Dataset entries
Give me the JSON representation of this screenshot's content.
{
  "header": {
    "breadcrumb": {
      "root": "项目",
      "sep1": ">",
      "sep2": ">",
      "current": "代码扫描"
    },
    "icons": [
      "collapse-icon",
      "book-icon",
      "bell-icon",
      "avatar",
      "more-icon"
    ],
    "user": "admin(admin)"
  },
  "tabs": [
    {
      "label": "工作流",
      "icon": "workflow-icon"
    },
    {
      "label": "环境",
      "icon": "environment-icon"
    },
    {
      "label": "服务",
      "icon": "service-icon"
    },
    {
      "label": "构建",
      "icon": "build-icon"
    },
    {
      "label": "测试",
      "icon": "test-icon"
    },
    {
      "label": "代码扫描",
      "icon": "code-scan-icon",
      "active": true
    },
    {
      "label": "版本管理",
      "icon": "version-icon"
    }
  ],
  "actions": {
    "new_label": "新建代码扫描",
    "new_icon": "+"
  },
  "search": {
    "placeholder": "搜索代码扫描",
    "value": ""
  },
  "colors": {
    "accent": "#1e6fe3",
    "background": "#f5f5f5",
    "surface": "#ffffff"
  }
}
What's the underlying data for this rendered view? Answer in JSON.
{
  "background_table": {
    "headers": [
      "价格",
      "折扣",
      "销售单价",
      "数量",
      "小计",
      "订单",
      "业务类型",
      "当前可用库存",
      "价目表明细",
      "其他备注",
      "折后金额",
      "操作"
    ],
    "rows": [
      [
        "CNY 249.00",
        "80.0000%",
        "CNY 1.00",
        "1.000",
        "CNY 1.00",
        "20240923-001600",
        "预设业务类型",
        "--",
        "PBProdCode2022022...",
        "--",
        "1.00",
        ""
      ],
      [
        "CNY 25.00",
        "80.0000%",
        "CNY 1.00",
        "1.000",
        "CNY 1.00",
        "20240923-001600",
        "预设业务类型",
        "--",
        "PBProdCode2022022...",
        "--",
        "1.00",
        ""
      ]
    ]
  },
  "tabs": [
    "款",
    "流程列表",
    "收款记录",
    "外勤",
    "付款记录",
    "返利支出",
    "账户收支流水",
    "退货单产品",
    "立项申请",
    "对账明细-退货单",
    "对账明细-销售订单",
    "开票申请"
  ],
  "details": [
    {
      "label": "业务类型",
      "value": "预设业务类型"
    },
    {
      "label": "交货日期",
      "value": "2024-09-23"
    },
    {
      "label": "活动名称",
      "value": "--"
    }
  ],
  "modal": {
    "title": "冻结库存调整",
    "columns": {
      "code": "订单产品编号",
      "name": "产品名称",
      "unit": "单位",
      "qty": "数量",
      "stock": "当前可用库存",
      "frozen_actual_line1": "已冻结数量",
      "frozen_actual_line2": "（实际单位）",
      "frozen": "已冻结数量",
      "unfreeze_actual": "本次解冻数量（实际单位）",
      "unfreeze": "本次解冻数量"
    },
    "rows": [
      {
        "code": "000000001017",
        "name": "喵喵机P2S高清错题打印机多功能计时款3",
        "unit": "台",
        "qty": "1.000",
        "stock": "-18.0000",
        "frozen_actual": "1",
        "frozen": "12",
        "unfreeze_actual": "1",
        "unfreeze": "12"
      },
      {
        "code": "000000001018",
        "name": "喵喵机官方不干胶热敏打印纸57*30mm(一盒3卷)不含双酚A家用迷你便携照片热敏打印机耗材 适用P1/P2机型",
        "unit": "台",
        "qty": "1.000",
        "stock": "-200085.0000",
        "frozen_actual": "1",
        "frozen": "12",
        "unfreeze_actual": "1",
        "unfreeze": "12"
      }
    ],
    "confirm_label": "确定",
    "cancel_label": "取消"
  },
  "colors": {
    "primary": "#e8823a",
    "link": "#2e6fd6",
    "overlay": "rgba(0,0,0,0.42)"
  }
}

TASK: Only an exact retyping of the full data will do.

RESPONSE TO THE EXERCISE:
Give me the JSON representation of this screenshot's content.
{
  "header": {
    "breadcrumb": {
      "root": "项目",
      "sep1": ">",
      "sep2": ">",
      "current": "代码扫描"
    },
    "icons": [
      "collapse-icon",
      "book-icon",
      "bell-icon",
      "avatar",
      "more-icon"
    ],
    "user": "admin(admin)"
  },
  "tabs": [
    {
      "label": "工作流",
      "icon": "workflow-icon"
    },
    {
      "label": "环境",
      "icon": "environment-icon"
    },
    {
      "label": "服务",
      "icon": "service-icon"
    },
    {
      "label": "构建",
      "icon": "build-icon"
    },
    {
      "label": "测试",
      "icon": "test-icon"
    },
    {
      "label": "代码扫描",
      "icon": "code-scan-icon",
      "active": true
    },
    {
      "label": "版本管理",
      "icon": "version-icon"
    }
  ],
  "actions": {
    "new_label": "新建代码扫描",
    "new_icon": "+"
  },
  "search": {
    "placeholder": "搜索代码扫描",
    "value": ""
  },
  "colors": {
    "accent": "#1e6fe3",
    "background": "#f5f5f5",
    "surface": "#ffffff"
  }
}
What's the underlying data for this rendered view? Answer in JSON.
{
  "background_table": {
    "headers": [
      "价格",
      "折扣",
      "销售单价",
      "数量",
      "小计",
      "订单",
      "业务类型",
      "当前可用库存",
      "价目表明细",
      "其他备注",
      "折后金额",
      "操作"
    ],
    "rows": [
      [
        "CNY 249.00",
        "80.0000%",
        "CNY 1.00",
        "1.000",
        "CNY 1.00",
        "20240923-001600",
        "预设业务类型",
        "--",
        "PBProdCode2022022...",
        "--",
        "1.00",
        ""
      ],
      [
        "CNY 25.00",
        "80.0000%",
        "CNY 1.00",
        "1.000",
        "CNY 1.00",
        "20240923-001600",
        "预设业务类型",
        "--",
        "PBProdCode2022022...",
        "--",
        "1.00",
        ""
      ]
    ]
  },
  "tabs": [
    "款",
    "流程列表",
    "收款记录",
    "外勤",
    "付款记录",
    "返利支出",
    "账户收支流水",
    "退货单产品",
    "立项申请",
    "对账明细-退货单",
    "对账明细-销售订单",
    "开票申请"
  ],
  "details": [
    {
      "label": "业务类型",
      "value": "预设业务类型"
    },
    {
      "label": "交货日期",
      "value": "2024-09-23"
    },
    {
      "label": "活动名称",
      "value": "--"
    }
  ],
  "modal": {
    "title": "冻结库存调整",
    "columns": {
      "code": "订单产品编号",
      "name": "产品名称",
      "unit": "单位",
      "qty": "数量",
      "stock": "当前可用库存",
      "frozen_actual_line1": "已冻结数量",
      "frozen_actual_line2": "（实际单位）",
      "frozen": "已冻结数量",
      "unfreeze_actual": "本次解冻数量（实际单位）",
      "unfreeze": "本次解冻数量"
    },
    "rows": [
      {
        "code": "000000001017",
        "name": "喵喵机P2S高清错题打印机多功能计时款3",
        "unit": "台",
        "qty": "1.000",
        "stock": "-18.0000",
        "frozen_actual": "1",
        "frozen": "12",
        "unfreeze_actual": "1",
        "unfreeze": "12"
      },
      {
        "code": "000000001018",
        "name": "喵喵机官方不干胶热敏打印纸57*30mm(一盒3卷)不含双酚A家用迷你便携照片热敏打印机耗材 适用P1/P2机型",
        "unit": "台",
        "qty": "1.000",
        "stock": "-200085.0000",
        "frozen_actual": "1",
        "frozen": "12",
        "unfreeze_actual": "1",
        "unfreeze": "12"
      }
    ],
    "confirm_label": "确定",
    "cancel_label": "取消"
  },
  "colors": {
    "primary": "#e8823a",
    "link": "#2e6fd6",
    "overlay": "rgba(0,0,0,0.42)"
  }
}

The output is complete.